By Simon Read   Business reporter, BBC News

 

 TOP TEN OF THE DAY

WWF TOP TEN WATER-SAVING TIPS

UK nature depends on freshwater for survival. Our lakes, rivers and wetlands provide homes for thousands of precious species – and just like us, they all need water to survive.

Here in the UK 70% of our water supply comes from surface water, which means that the water we use in our daily lives takes directly from freshwater sources in nature. WWF is working with dishwashing brand Finish to replenish 500 million litres of freshwater in the UK, raise awareness of the importance of freshwater for nature to thrive and encourage people to take small everyday actions to reduce their water use. 

Governments and water companies can make the biggest difference to the way that our freshwater is used, but reducing your household water footprint is a great way to make an impact as an individual. Take a look at our top ten tips to save water and start making a difference. 

  1. SWITCH TO SHOWERS

Switching from baths to showers is an easy way to save water. If you’re already a shower person, then try keeping your shower to 4 minutes or less. Lots of water companies will send you a shower timer for free – check with your provider to find out.

  1. FILL UP THE KETTLE ONLY AS MUCH AS YOU NEED

As a nation of tea drinkers, the kettle is always on. Filling up the kettle only as much as you need saves both water and energy, and most kettles have indicators letting you know how much water you need for each cup. 

  1. TURN OFF THE TAP

Running taps waste as much as 6 litres of water a minute, so try filling a bowl of water when rinsing vegetables or fruit to keep your veg clean and your water use low!

  1. FILL UP THE WASHING UP BOWL

Another way of minimising running taps is to make sure that you’re filling a bowl when doing the washing up. Filling a bowl with water – and cleaning the cleanest items first – means you’re unlikely to need to change the water and will save a huge amount of water in comparison to washing everything under the tap.

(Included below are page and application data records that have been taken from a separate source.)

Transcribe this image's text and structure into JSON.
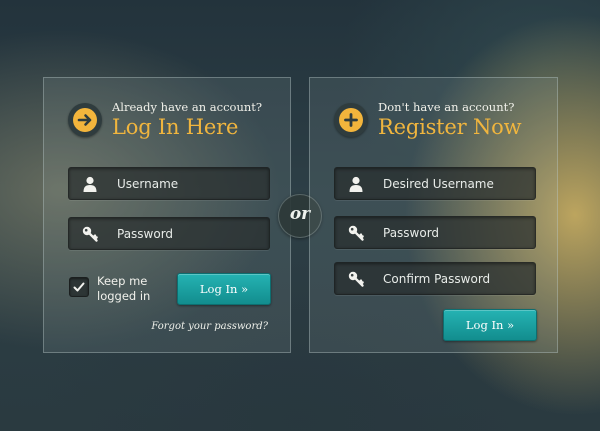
{
  "login": {
    "subtitle": "Already have an account?",
    "title": "Log In Here",
    "username_placeholder": "Username",
    "password_placeholder": "Password",
    "keep_logged_in": "Keep me logged in",
    "keep_logged_in_checked": true,
    "button_label": "Log In »",
    "forgot_link": "Forgot your password?"
  },
  "divider": {
    "label": "or"
  },
  "register": {
    "subtitle": "Don't have an account?",
    "title": "Register Now",
    "username_placeholder": "Desired Username",
    "password_placeholder": "Password",
    "confirm_placeholder": "Confirm Password",
    "button_label": "Log In »"
  },
  "icons": {
    "login_header": "arrow-right-circle-icon",
    "register_header": "plus-circle-icon",
    "user": "user-icon",
    "key": "key-icon",
    "check": "checkmark-icon"
  },
  "colors": {
    "accent": "#f0b53e",
    "button": "#1a9fa0"
  }
}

  1. MAKE SURE YOUR DISHWASHER IS FULL!

Switching from handwashing to dishwashing saves 6000L a year – and not pre-rinsing your dishes before they go in saves another 1000L every year. Take a look at our dishwasher challenge to find out more.

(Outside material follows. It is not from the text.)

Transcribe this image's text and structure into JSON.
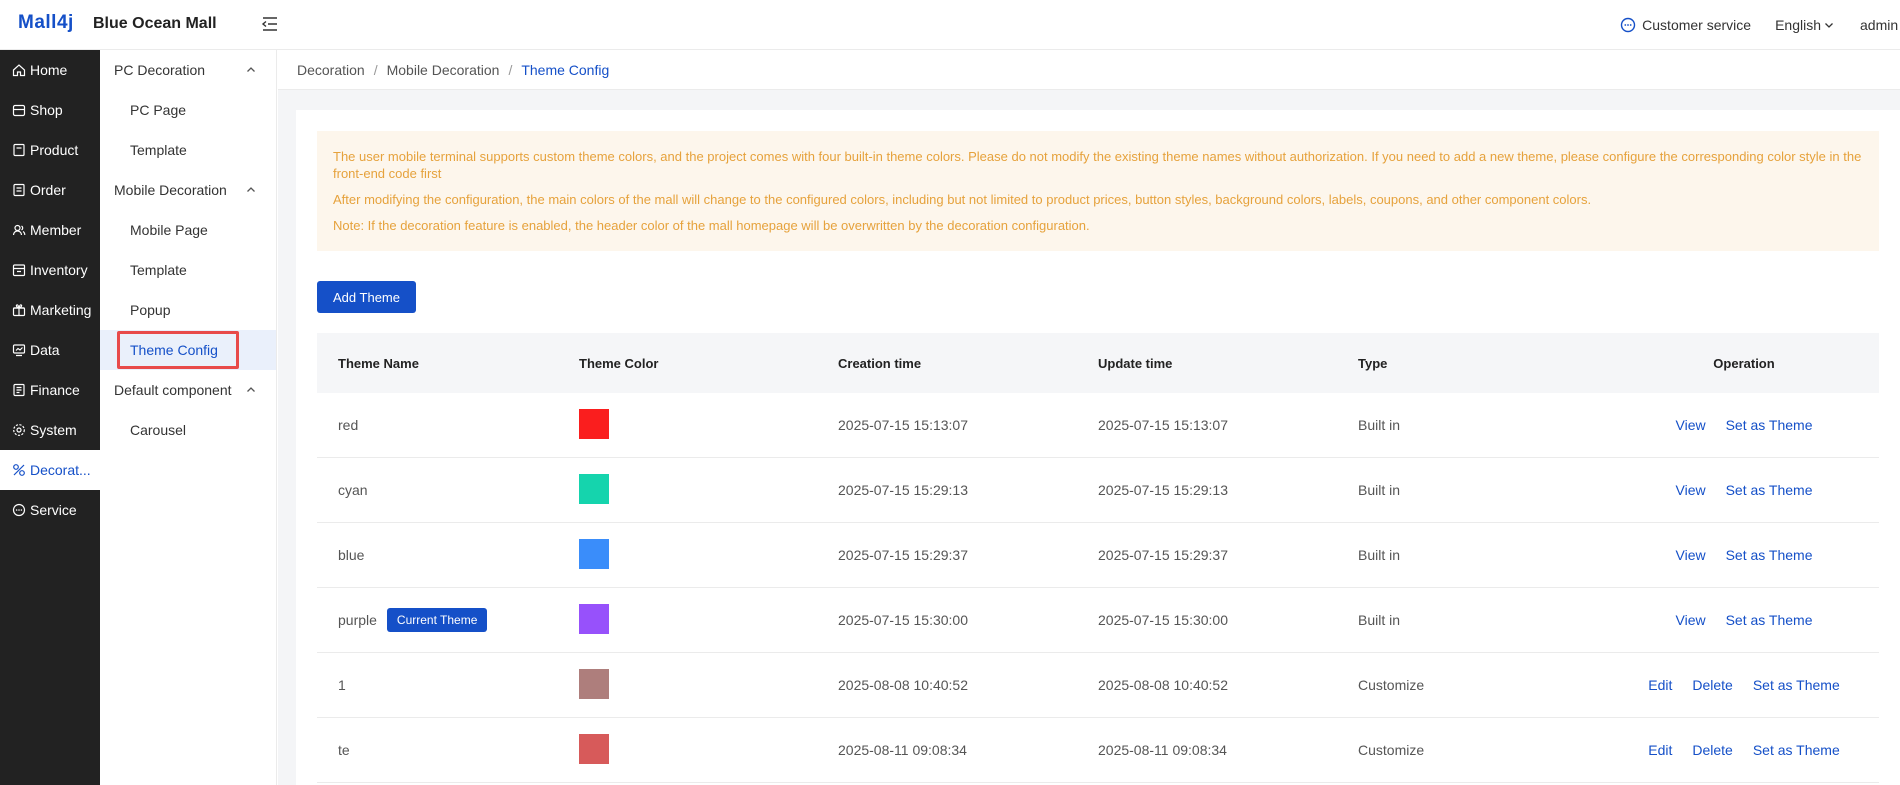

  1. USE LEFTOVER COOKING WATER

or water from rinsing your veg – to water your plants or use on the garden.

  1. FIXING LEAKY TAPS IS AN EASY FIX FOR REDUCING YOUR WATER FOOTPRINT

Check your taps for any leaks under the sink, or for any drips when the tap is fully off. Lots of water companies also give away free ‘leak strips’ which stick to the toilet bowl and change colour if your toilet is leaking water.

  1. FIT LOW FLOW AERATORS ON YOU TAPS AND SHOWERS

These cheap adaptors to your taps aerate your water supply, which means that you get the same water pressure but use much less water!

  1. FILL UP A JUG OF COLD WATER

Running the tap for cold water is a small everyday action that is really easy to fix. Try making a habit of filling up a jug of water and putting it in the fridge every day so that you always have a supply of cold water without running the tap.

  1. KEEP THE SPRINKLERS OFF

Finally, if you have a garden then remember to keep the sprinklers off! There’s lots of ways to water your garden without them – invest in a water butt that collects water throughout the year for you to use, or try using cooking water instead. Your plants will benefit from the extra nutrients!

REMEMBER: The most wasted of all days is one without laughter.

– Nicolas Chamfort

 

INSPIRATIONAL QUOTE FOR THE DAY

To make a difference in someone’s life you don’t have to be brilliant, rich, beautiful, or perfect. You just have to care.

HAPPINESS IS…

Happiness is…cheap fuel, if you can find it.

GRANDAD’S ONE LINER JOKE OF THE DAY

“A man walks into a chemist’s and says, ‘Can I have a bar of soap, please?’

The chemist says, ‘Do you want it scented?’

And the man says, ‘No, I’ll take it with me now.’” – Ronnie Barker

LOVE IS…

Love is… living in the present.

TURN…TURN…TURN!

A time to buy petrol at £1 per litre… A time to buy petrol at £1.477 per litre.

 

©2022 Phil M Robinson